By John Naese
(Guns Save Life) – Permit to carry is coming to Illinois. We don’t yet know what the exact rules will be, but within six months a law should be in place. As soon as they can, thousands of Illinoisans (maybe even you!) will be carrying firearms as they go about their daily lives.
For the first time.
Most people don’t drive a car for the first time the day after they get their driver’s permit. They go through driver’s education and they practice, supervised by teachers and experienced drivers, in parking lots and on country roads and side streets.
To get a carry permit, there will most likely be a training requirement. But just as you didn’t stop learning about driving when you finished your driver’s education course, you should learn as much about gun carrying as you can, even if you already meet the minimum training requirement.
What Kind of Training?
A “minimum-requirements” course will cover gun safety (muzzle in a safe direction, finger off the trigger until you’ve decided to shoot); and some accuracy (hitting the target).
Other courses will also cover the legal aspects (when it’s okay to draw and/or fire).
A better course will cover, in addition to those items, some of these subjects also:
- Moving to and using cover and concealment

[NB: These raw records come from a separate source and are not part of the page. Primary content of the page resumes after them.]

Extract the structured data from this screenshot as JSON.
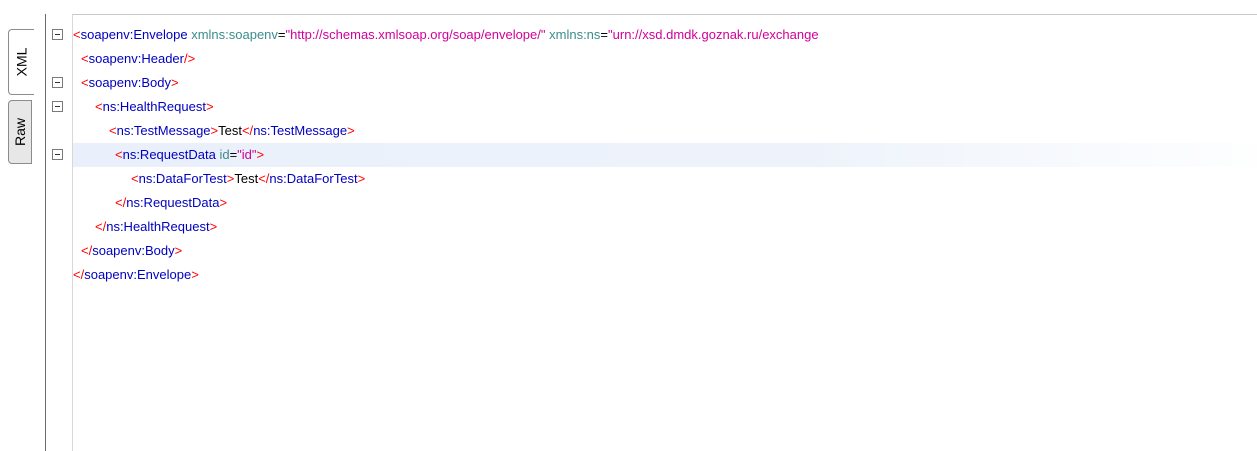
{
  "tabs": [
    {
      "label": "XML",
      "active": true
    },
    {
      "label": "Raw",
      "active": false
    }
  ],
  "lines": [
    {
      "indent": 14,
      "fold": true,
      "highlight": false,
      "tokens": [
        {
          "k": "br",
          "t": "<"
        },
        {
          "k": "tag",
          "t": "soapenv:Envelope"
        },
        {
          "k": "text",
          "t": " "
        },
        {
          "k": "attr",
          "t": "xmlns:soapenv"
        },
        {
          "k": "eq",
          "t": "="
        },
        {
          "k": "val",
          "t": "\"http://schemas.xmlsoap.org/soap/envelope/\""
        },
        {
          "k": "text",
          "t": " "
        },
        {
          "k": "attr",
          "t": "xmlns:ns"
        },
        {
          "k": "eq",
          "t": "="
        },
        {
          "k": "val",
          "t": "\"urn://xsd.dmdk.goznak.ru/exchange"
        }
      ]
    },
    {
      "indent": 22,
      "fold": false,
      "highlight": false,
      "tokens": [
        {
          "k": "br",
          "t": "<"
        },
        {
          "k": "tag",
          "t": "soapenv:Header"
        },
        {
          "k": "br",
          "t": "/>"
        }
      ]
    },
    {
      "indent": 22,
      "fold": true,
      "highlight": false,
      "tokens": [
        {
          "k": "br",
          "t": "<"
        },
        {
          "k": "tag",
          "t": "soapenv:Body"
        },
        {
          "k": "br",
          "t": ">"
        }
      ]
    },
    {
      "indent": 36,
      "fold": true,
      "highlight": false,
      "tokens": [
        {
          "k": "br",
          "t": "<"
        },
        {
          "k": "tag",
          "t": "ns:HealthRequest"
        },
        {
          "k": "br",
          "t": ">"
        }
      ]
    },
    {
      "indent": 50,
      "fold": false,
      "highlight": false,
      "tokens": [
        {
          "k": "br",
          "t": "<"
        },
        {
          "k": "tag",
          "t": "ns:TestMessage"
        },
        {
          "k": "br",
          "t": ">"
        },
        {
          "k": "text",
          "t": "Test"
        },
        {
          "k": "br",
          "t": "</"
        },
        {
          "k": "tag",
          "t": "ns:TestMessage"
        },
        {
          "k": "br",
          "t": ">"
        }
      ]
    },
    {
      "indent": 56,
      "fold": true,
      "highlight": true,
      "tokens": [
        {
          "k": "br",
          "t": "<"
        },
        {
          "k": "tag",
          "t": "ns:RequestData"
        },
        {
          "k": "text",
          "t": " "
        },
        {
          "k": "attr",
          "t": "id"
        },
        {
          "k": "eq",
          "t": "="
        },
        {
          "k": "val",
          "t": "\"id\""
        },
        {
          "k": "br",
          "t": ">"
        }
      ]
    },
    {
      "indent": 72,
      "fold": false,
      "highlight": false,
      "tokens": [
        {
          "k": "br",
          "t": "<"
        },
        {
          "k": "tag",
          "t": "ns:DataForTest"
        },
        {
          "k": "br",
          "t": ">"
        },
        {
          "k": "text",
          "t": "Test"
        },
        {
          "k": "br",
          "t": "</"
        },
        {
          "k": "tag",
          "t": "ns:DataForTest"
        },
        {
          "k": "br",
          "t": ">"
        }
      ]
    },
    {
      "indent": 56,
      "fold": false,
      "highlight": false,
      "tokens": [
        {
          "k": "br",
          "t": "</"
        },
        {
          "k": "tag",
          "t": "ns:RequestData"
        },
        {
          "k": "br",
          "t": ">"
        }
      ]
    },
    {
      "indent": 36,
      "fold": false,
      "highlight": false,
      "tokens": [
        {
          "k": "br",
          "t": "</"
        },
        {
          "k": "tag",
          "t": "ns:HealthRequest"
        },
        {
          "k": "br",
          "t": ">"
        }
      ]
    },
    {
      "indent": 22,
      "fold": false,
      "highlight": false,
      "tokens": [
        {
          "k": "br",
          "t": "</"
        },
        {
          "k": "tag",
          "t": "soapenv:Body"
        },
        {
          "k": "br",
          "t": ">"
        }
      ]
    },
    {
      "indent": 14,
      "fold": false,
      "highlight": false,
      "tokens": [
        {
          "k": "br",
          "t": "</"
        },
        {
          "k": "tag",
          "t": "soapenv:Envelope"
        },
        {
          "k": "br",
          "t": ">"
        }
      ]
    }
  ],
  "colors": {
    "bracket": "#ff0000",
    "tag_name": "#0000c0",
    "attribute": "#3c8c8c",
    "value": "#d10099",
    "text": "#000000",
    "line_highlight": "#e9f0fb"
  }
}
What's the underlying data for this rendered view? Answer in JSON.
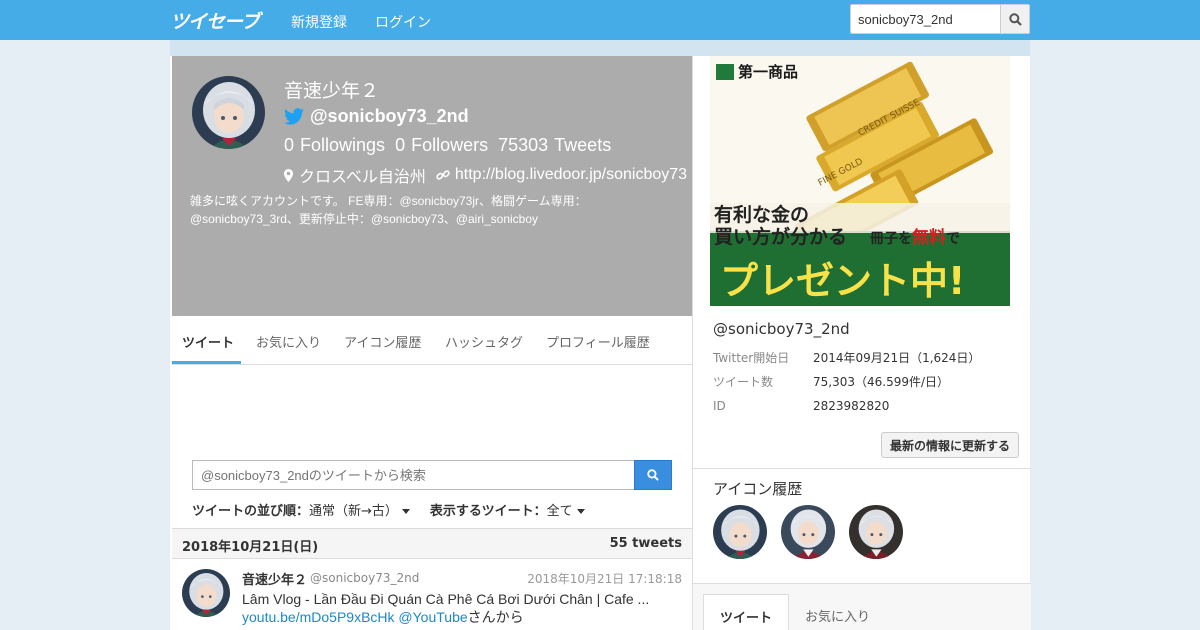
{
  "nav": {
    "logo": "ツイセーブ",
    "signup": "新規登録",
    "login": "ログイン",
    "search_value": "sonicboy73_2nd"
  },
  "profile": {
    "name": "音速少年２",
    "handle": "@sonicboy73_2nd",
    "followings": "0",
    "followings_label": "Followings",
    "followers": "0",
    "followers_label": "Followers",
    "tweets": "75303",
    "tweets_label": "Tweets",
    "location": "クロスベル自治州",
    "url": "http://blog.livedoor.jp/sonicboy73",
    "bio": "雑多に呟くアカウントです。 FE専用：@sonicboy73jr、格闘ゲーム専用：@sonicboy73_3rd、更新停止中：@sonicboy73、@airi_sonicboy"
  },
  "tabs": [
    "ツイート",
    "お気に入り",
    "アイコン履歴",
    "ハッシュタグ",
    "プロフィール履歴"
  ],
  "tweet_search": {
    "placeholder": "@sonicboy73_2ndのツイートから検索"
  },
  "sort": {
    "order_label": "ツイートの並び順：",
    "order_value": "通常（新→古）",
    "show_label": "表示するツイート：",
    "show_value": "全て"
  },
  "date_header": {
    "date": "2018年10月21日(日)",
    "count": "55 tweets"
  },
  "tweet": {
    "name": "音速少年２",
    "handle": "@sonicboy73_2nd",
    "time": "2018年10月21日 17:18:18",
    "text_before": "Lâm Vlog - Lần Đầu Đi Quán Cà Phê Cá Bơi Dưới Chân | Cafe ... ",
    "link": "youtu.be/mDo5P9xBcHk",
    "mention": "@YouTube",
    "text_after": "さんから"
  },
  "ad": {
    "brand": "第一商品",
    "line1": "有利な金の",
    "line2": "買い方が分かる",
    "line3": "冊子を",
    "line3_em": "無料",
    "line3_end": "で",
    "line4": "プレゼント中!",
    "bar1": "CREDIT SUISSE",
    "bar2": "FINE GOLD"
  },
  "side_info": {
    "handle": "@sonicboy73_2nd",
    "rows": [
      {
        "k": "Twitter開始日",
        "v": "2014年09月21日（1,624日）"
      },
      {
        "k": "ツイート数",
        "v": "75,303（46.599件/日）"
      },
      {
        "k": "ID",
        "v": "2823982820"
      }
    ],
    "update_button": "最新の情報に更新する"
  },
  "icon_history": {
    "title": "アイコン履歴"
  },
  "side_tabs": [
    "ツイート",
    "お気に入り"
  ],
  "colors": {
    "nav": "#45ace8",
    "header_bg": "#acacac",
    "accent": "#45ace8",
    "link": "#1e88c6"
  }
}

- Awareness and avoidance
- Interactions with potential offenders
- Holding the gun silent, even if you are on firm legal ground to shoot, if you possibly can.
- What happens to you, physically and mentally, during and after a critical incident.
- Interactions with witnesses, police and others after a use of force.
Why look for a “better” class as opposed to one that covers the minimum?
If you learn and use some basic tactics, you will greatly enhance your chances of coming out on top of a violent encounter. It’s far better to rely on training and experience rather than luck to win a gun fight.
If you know and act to the standards by which you will be judged, you will generally be okay as far as the legal system goes. This will protect your hard-earned assets.
Now is the time to look for a training class that addresses some or all of these subjects. Do your homework before you get your permit and start carrying. The few dollars you spend and the bit of time you invest will be well worth it if it keeps you from doing things the wrong way.